China said it would start reducing overall CO2 emissions “as soon as we can” after 2020 at the September 2014 climate summit in New York City. In this new announcement they backed off that to say only that they “intend” to stop increasing CO2 emissions by 2030, fifteen years from now.
Is China serious?
The measure of a country’s true intentions is found in its deeds, not its words.
In 2011, China got a whopping 91 percent of its energy from fossil fuels, mostly coal. China got a minuscule 1 percent of its energy from sources commonly defined as renewable: wind, solar, biomass and geothermal. That is according to the U.S. Energy Information Administration (EIA).
China’s 2009 Copenhagen commitment means it will have to cut the amount of CO2-generating energy required to create goods and services by nearly half. No major industrial nation can do that in so short a time, especially one that has barely started five years after agreeing to do so.

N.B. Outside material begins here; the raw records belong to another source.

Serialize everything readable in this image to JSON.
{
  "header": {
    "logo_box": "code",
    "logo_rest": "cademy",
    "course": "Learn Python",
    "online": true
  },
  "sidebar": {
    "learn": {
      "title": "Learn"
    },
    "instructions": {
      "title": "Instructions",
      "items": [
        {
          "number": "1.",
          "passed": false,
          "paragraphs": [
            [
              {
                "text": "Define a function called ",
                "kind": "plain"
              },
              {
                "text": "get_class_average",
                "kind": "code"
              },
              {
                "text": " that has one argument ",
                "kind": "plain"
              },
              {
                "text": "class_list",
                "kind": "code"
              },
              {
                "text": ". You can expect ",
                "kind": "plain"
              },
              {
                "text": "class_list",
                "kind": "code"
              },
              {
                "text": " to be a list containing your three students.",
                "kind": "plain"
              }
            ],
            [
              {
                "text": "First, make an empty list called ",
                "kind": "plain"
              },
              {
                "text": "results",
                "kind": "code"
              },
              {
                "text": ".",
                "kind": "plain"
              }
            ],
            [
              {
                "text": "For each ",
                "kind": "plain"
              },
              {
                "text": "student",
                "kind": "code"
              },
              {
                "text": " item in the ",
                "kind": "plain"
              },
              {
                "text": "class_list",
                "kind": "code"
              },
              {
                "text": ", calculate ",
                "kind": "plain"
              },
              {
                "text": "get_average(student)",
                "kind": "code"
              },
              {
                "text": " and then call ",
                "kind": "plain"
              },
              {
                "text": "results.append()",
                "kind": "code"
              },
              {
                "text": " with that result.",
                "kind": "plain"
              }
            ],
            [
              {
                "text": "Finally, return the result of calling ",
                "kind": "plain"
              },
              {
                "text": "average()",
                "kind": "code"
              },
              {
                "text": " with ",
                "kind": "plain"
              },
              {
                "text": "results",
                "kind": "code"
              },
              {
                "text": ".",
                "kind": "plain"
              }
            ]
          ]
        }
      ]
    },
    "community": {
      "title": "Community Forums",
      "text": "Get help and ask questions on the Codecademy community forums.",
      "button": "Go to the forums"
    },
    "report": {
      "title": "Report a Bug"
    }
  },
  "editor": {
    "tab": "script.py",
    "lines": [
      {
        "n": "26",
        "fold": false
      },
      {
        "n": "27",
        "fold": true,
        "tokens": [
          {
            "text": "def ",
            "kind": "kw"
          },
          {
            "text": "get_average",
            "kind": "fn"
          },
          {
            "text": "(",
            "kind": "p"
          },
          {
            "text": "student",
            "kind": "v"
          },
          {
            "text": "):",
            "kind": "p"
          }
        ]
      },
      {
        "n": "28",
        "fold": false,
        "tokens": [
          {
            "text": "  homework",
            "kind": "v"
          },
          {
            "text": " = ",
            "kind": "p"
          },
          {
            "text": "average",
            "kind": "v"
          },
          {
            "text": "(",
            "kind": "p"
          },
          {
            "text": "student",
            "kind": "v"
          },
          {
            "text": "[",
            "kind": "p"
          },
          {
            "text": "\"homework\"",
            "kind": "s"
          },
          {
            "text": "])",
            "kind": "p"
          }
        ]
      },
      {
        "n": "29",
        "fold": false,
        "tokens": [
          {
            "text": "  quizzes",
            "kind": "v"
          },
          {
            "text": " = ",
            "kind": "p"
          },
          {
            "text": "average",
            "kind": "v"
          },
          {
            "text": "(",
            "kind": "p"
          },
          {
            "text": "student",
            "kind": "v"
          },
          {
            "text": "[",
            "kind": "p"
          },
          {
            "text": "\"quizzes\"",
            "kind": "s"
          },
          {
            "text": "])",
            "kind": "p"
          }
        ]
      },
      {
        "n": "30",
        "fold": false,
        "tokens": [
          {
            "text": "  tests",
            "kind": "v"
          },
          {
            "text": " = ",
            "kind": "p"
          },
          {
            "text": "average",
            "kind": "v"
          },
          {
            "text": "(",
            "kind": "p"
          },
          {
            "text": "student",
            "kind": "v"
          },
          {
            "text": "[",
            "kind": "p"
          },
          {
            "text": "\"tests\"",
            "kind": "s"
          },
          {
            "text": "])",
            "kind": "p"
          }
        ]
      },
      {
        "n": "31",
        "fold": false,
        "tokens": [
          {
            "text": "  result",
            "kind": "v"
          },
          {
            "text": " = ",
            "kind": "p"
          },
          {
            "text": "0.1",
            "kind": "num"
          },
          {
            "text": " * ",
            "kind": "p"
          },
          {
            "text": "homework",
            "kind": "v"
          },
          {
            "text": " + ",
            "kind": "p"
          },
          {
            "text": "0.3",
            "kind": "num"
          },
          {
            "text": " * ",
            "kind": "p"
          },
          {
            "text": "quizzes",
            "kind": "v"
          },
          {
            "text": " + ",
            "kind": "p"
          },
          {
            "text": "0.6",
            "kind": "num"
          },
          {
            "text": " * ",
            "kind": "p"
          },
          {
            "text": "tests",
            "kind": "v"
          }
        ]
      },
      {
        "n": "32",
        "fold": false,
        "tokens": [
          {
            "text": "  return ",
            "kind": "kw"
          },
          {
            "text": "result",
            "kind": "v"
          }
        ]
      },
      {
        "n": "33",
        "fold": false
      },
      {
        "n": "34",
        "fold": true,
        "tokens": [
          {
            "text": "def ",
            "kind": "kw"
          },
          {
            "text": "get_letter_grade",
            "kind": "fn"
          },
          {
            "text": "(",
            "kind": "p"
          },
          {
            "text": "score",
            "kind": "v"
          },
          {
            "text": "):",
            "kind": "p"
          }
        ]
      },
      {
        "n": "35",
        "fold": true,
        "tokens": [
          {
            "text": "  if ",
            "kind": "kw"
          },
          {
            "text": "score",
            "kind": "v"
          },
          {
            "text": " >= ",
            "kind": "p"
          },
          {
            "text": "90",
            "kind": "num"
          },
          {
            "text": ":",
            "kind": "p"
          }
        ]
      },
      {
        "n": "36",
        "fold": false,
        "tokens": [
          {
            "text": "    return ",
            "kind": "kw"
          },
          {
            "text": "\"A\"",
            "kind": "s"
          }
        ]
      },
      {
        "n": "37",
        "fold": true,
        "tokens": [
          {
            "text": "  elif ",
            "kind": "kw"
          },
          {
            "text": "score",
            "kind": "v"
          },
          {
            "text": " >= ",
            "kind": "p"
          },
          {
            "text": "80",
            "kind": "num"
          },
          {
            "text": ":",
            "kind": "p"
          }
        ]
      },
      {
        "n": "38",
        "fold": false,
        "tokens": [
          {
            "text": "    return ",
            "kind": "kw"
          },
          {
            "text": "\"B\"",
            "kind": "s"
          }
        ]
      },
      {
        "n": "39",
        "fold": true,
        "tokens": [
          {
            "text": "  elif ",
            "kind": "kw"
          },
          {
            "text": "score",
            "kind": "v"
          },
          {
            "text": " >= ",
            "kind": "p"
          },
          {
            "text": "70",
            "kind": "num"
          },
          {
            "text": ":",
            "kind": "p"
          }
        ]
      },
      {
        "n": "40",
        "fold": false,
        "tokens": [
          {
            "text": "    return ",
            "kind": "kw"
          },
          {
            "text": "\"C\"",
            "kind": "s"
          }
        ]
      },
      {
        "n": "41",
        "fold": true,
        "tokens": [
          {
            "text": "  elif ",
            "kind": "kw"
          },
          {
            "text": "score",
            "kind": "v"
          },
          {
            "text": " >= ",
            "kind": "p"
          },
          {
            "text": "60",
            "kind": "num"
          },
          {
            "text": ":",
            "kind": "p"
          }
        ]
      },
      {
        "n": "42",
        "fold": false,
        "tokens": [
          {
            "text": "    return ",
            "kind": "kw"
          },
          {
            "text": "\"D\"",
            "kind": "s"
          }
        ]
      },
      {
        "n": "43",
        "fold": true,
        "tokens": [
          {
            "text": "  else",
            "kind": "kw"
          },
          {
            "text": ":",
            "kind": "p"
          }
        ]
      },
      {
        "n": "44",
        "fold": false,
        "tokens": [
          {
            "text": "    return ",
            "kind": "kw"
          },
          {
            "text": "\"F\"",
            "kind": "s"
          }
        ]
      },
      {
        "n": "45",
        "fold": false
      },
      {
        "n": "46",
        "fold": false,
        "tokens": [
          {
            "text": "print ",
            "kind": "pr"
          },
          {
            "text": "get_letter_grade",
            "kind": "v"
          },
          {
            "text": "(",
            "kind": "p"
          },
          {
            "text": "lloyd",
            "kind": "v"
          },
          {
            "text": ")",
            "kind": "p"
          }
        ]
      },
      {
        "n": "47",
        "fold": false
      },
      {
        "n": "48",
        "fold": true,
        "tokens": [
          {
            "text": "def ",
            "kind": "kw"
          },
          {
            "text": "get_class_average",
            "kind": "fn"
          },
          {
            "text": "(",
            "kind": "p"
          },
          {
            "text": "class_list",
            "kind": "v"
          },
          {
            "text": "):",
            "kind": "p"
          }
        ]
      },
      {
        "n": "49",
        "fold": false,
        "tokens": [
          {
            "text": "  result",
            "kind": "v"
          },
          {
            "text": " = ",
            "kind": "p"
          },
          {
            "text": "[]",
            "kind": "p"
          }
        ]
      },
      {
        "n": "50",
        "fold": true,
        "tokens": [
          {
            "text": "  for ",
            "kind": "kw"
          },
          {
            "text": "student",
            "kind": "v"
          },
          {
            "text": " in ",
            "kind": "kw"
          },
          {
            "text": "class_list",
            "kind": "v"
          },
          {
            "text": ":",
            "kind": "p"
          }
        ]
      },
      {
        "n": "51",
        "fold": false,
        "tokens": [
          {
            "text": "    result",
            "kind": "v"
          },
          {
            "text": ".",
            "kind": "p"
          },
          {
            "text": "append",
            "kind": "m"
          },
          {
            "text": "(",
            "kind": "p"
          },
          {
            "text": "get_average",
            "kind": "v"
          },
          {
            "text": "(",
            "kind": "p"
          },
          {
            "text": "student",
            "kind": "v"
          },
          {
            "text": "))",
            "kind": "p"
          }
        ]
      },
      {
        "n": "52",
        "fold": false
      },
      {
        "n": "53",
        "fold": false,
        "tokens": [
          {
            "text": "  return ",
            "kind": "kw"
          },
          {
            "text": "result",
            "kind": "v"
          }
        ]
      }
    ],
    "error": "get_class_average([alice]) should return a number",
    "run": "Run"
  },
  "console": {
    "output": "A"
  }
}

China’s newly stated intent to stop increasing its CO2 emissions by 2030 clearly signals it has abandoned the Copenhagen agreement. China has set no CO2 emissions cap to make that possible.
The above graph shows that, as a percent of total energy:
- China’s use of renewables is NOT growing;
- the U.S. use of renewables is growing;
- the U.S. gets 40 percent more of its energy from renewables than China.
Item 1 is especially meaningful. It reveals that China isn’t doing anything measurable to increase its renewable energy usage to 20 percent by 2020. China only says it intends to do so in the new announcement.
Items 2 and 3 discredit the often misunderstood belief that China is doing more to increase its use of renewables than the United States. In fact, the U.S. is increasing its use of renewables and pulling ahead of China fast.
Here’s where the confusion is. China and the United States define renewable energy differently. China includes hydroelectric as renewable but the United States does not. An apples-to-apples comparison, both including hydroelectric, is shown above.
Six in seven units of China’s renewable energy consumption comes from hydroelectric power. Nearly half of U.S. renewables come from non-hydro sources.
This last graph shows China surpassed the United States as the world’s biggest CO2 emitter in 2007. Since then China has increased its CO2 output by 2,700 million metric tons while the U.S. has decreased its output by 800 million metric tons. China has increased its carbon dioxide emissions almost five-fold since 1990.
On the other hand, the United States CO2 emissions peaked in 2007 and have been going down since. U.S. CO2 output has nearly dropped back to its 1990 level.
China alone is responsible for a staggering 63 percent of the increase in the world’s total CO2 emissions since 2002, according to EIA records.
There isn’t any documented evidence whatsoever that China has measurably increased its use of renewables towards its 20 percent goal. There is no evidence that China’s CO2 emissions have even started slowing down yet, let alone be cut at some future time after 2030. China’s is a fingers-crossed promise, not a commitment.
The United States is increasing its use of renewable energy, reducing its CO2 output and has a well-defined climate plan to meet an announced, achievable goal. At its current pace, the U.S. could meet Obama’s announced 26-28 percent reduction even without the CPP. The United States started reducing its CO2 emissions in 2007.
The U.S. is easily on track to meet its 2009 Copenhagen commitment to reduce its emissions 4 percent below its 1990 level.
China has apparently abandoned its 2009 Copenhagen commitment to reduce carbon intensity by 40-45 percent below 2005 levels.
China already accounts for over 25 percent of global CO2 emissions. China doesn’t even set a cap on what its final CO2 peak will be. It could be anything. At its current 10-year growth rate that cap could be as high as 15 billion metric tons per year and around 40 percent of the world’s CO2 emissions.
An agreement requires both parties to set achievable goals. The United States has. China has not. The United States shows progress towards its goals. China does not.
The U.S.-China joint announcement isn’t an agreement at all. It’s a rehash of previous China promises and not worth the White House web page it is displayed on.